Rhyming With Orange returns the night’s original acoustic flavour. A jazzy, folksy five-piece from Southport (and old enough that I do give serious consideration to the thought that they might be Unplugged’s parents), they’re a great band to reset the crowd’s mood to one of warm relaxation, and their inclusion halfway through the set is a good choice to cleanse the palate. But despite them all being capable musicians, there is still something of a disconnect. One singer has the lyrics on a music stand in front of her, the frontman has a line in painfully rehearsed stage-banter, and there’s a grim feeling that at any moment somebody might whip out a tray of vol au vents and start showing us photos of their last holiday to the Maldives. The music is a pleasant enough way to pass half an hour, but afterwards your brain just feels like it’s been switched off for a few minutes and allowed to cool down. Nice and relaxing, but forgettable.
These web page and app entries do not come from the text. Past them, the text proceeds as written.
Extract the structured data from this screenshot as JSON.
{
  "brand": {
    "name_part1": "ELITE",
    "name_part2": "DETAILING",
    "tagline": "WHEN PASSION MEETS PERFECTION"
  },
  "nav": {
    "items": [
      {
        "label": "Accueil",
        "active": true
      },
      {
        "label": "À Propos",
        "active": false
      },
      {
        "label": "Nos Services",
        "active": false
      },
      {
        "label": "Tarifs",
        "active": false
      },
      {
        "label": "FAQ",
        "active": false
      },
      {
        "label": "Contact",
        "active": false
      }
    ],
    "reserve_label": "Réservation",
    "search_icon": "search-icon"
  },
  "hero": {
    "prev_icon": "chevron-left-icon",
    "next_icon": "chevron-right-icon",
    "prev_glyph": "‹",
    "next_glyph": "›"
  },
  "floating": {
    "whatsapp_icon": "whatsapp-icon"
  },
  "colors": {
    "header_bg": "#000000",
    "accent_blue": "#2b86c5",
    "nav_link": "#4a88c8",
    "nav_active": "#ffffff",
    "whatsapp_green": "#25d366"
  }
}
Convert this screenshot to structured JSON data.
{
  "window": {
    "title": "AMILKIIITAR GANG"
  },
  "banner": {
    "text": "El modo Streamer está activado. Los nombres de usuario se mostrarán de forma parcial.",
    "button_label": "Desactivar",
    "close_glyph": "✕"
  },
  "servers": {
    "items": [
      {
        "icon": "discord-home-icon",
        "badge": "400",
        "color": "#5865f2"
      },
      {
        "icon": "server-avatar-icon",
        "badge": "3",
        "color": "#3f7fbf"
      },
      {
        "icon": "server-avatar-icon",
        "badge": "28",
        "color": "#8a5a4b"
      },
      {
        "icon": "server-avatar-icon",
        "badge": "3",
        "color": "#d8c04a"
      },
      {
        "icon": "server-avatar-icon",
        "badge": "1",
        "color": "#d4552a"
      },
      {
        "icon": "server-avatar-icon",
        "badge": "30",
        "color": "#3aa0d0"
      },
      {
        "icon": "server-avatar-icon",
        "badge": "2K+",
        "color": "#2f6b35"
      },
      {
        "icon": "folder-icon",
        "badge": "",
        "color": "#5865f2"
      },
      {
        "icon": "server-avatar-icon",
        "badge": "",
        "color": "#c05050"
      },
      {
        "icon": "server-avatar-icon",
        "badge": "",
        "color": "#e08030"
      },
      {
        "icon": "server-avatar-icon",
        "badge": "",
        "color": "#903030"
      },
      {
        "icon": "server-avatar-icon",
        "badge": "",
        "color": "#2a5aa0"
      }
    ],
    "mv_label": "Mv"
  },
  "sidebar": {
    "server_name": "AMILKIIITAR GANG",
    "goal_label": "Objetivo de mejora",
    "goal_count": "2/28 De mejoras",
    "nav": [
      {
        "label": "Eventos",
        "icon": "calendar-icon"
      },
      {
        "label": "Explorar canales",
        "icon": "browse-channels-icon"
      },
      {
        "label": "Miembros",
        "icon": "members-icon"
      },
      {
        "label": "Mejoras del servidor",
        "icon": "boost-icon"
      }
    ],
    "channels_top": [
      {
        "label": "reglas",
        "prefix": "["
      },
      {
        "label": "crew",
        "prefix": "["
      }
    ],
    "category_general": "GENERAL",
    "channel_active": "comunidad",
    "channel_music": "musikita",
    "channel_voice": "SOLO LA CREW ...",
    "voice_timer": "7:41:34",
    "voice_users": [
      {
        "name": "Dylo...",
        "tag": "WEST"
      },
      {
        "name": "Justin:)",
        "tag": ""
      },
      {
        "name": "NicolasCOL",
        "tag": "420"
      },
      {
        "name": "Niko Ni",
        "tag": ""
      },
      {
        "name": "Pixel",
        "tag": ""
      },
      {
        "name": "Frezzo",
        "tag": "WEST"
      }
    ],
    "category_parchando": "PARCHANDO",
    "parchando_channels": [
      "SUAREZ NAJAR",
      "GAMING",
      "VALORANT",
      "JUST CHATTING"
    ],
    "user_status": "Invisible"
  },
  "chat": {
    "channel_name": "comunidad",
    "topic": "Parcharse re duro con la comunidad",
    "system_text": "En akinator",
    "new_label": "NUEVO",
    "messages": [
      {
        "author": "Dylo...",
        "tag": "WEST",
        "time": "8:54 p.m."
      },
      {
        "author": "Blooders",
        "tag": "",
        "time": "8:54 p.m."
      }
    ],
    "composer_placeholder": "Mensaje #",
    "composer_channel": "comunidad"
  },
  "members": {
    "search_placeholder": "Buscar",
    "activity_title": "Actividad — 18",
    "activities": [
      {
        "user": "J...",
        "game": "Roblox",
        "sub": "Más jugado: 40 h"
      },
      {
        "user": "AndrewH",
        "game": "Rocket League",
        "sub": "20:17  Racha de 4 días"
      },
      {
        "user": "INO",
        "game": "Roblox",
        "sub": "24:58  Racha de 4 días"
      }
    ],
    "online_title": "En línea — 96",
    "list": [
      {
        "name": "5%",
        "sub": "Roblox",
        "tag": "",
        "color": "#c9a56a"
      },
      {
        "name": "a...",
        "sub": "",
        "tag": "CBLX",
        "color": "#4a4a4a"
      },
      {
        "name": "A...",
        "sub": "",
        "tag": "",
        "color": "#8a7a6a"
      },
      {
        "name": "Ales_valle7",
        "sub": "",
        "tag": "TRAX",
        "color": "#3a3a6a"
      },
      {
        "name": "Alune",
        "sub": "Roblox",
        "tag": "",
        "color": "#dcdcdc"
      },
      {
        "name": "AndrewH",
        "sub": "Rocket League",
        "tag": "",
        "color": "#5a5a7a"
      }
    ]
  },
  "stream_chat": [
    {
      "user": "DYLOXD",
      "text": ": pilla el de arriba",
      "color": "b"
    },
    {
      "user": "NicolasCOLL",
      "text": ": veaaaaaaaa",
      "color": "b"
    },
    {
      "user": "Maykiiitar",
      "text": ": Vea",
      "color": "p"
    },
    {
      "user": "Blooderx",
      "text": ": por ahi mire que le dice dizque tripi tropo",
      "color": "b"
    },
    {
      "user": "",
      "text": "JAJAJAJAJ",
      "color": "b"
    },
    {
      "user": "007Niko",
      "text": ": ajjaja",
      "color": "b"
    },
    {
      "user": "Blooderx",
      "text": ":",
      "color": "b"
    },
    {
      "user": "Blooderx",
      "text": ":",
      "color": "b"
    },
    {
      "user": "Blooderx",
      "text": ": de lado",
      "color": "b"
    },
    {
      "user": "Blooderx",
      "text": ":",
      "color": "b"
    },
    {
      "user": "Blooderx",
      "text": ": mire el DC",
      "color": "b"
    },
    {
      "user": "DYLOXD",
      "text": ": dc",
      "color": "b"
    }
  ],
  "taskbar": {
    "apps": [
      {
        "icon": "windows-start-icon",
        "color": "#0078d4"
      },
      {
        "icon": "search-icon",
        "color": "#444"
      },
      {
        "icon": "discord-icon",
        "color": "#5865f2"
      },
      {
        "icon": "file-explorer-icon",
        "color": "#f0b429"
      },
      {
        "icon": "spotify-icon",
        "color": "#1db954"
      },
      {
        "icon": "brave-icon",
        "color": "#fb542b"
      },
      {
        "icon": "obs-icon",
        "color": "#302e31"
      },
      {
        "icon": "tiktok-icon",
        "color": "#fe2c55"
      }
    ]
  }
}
Sue Whitebrook and the Amateur Hour are as scouse as it gets, and they want you to know it. Hard. Bashing the drums, thrashing their acoustic guitars and singing songs about cheap Primark coats, new shoes and the like, they come across like an intensely Liverpudlian version Johnny Cash’s Tennessee Three. Simple, pounding songs delivered with yelled backing vocals and a healthy dollop of scouse yumour.
The 10B’s are celebrating their first birthday tonight. Or would be, except that bassist Dan has managed to blow out the amp. This winds up taking a frankly tedious amount of time to sort out, although the rest of the band manage to improvise a modestly entertaining sing-along song for the interlude. When they do get going, they’re fun, loud, entertaining… I’m going to have to stop short of saying impressive. In many ways, they’re better than impressive, but it feels like they were going for impressive and missed by a mile. Their songs strike a balance between catchy and edgy, and the crowd seem really into it. But it never feels as intense as they seem to want it to. And when they try too hard to force a feeling of power and it falls flat, it just makes you embarrassed for them. If they’d just pull back a bit and take note of their limitations as a band, they could be something really good.
(Image: The 10Bs by Kerry Marie)
The D-Tales, meanwhile, come out rather better at not acknowledging limits. I can’t say I’ve ever considered a bouzouki in a pop band before, but shit, they pull it off. They’ve got a pile of satisfying pop songs with a nice, twisted jazz feel – honky-tonk keyboards, bright, sparky guitars and splashy cymbals – but never sound dated. They’re lively, but not theatrical. Poppy, but not irritating. Upbeat, but not simple-minded. Their complex vocal melodies flit over and under a twee, offbeat, sunshine-y backdrop that calls up everything from later-Kinks to The La’s. With a new self-titled EP out, you’ll have plenty of opportunity to see them over the next few months. Do yourself a favour and take it.
Words: Michael O’Farrell
Original ManGone Review